NASA’s next flagship telescope is “not executable” in its current form
First came the Hubble Space Telescope. Now, NASA is finalizing development of the James Webb Space Telescope for launch in 2019. And finally, the space agency is beginning to design and develop its next great space telescope, the Wide Field Infrared Survey Telescope, or WFIRST.
This instrument will have a primary mirror of 2.4 meters, the same size as the Hubble's, and be designed to hunt for dark energy and spy on exoplanets. Although similar in size to Hubble, the WFIRST telescope's infrared instrument would have a field of view that is 100 times greater than the Hubble, allowing it to observe much more of the sky in less time. It was also supposed to carry a special coronagraph, which could block the light of stars and allow astronomers to observe exoplanets directly.

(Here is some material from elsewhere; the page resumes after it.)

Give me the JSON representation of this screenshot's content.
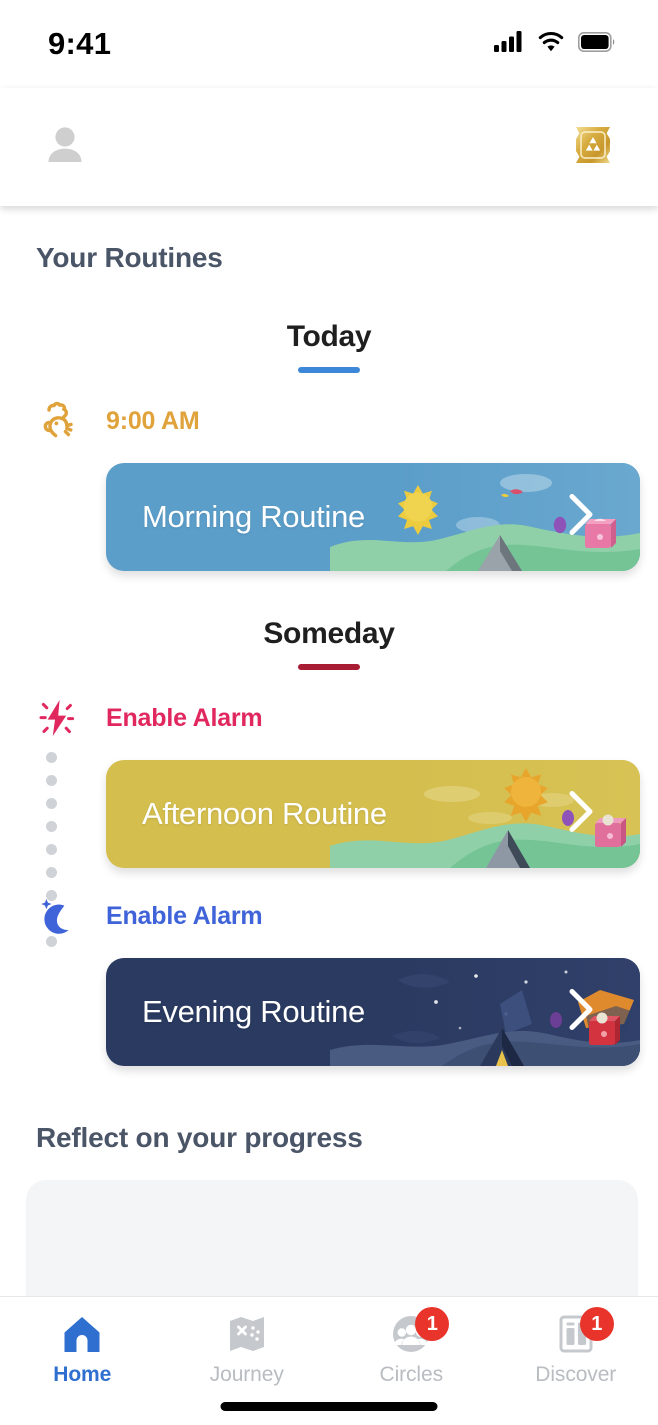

But a new report—released without fanfare on the Wednesday before the Thanksgiving holiday—calls into question the viability of the project. "The risks to the primary mission of WFIRST are significant and therefore the mission is not executable without adjustments and/or additional resources," the report states. It estimated the cost of the project at $3.9 billion to $4.2 billion, significantly above the project's $3.6 billion budget.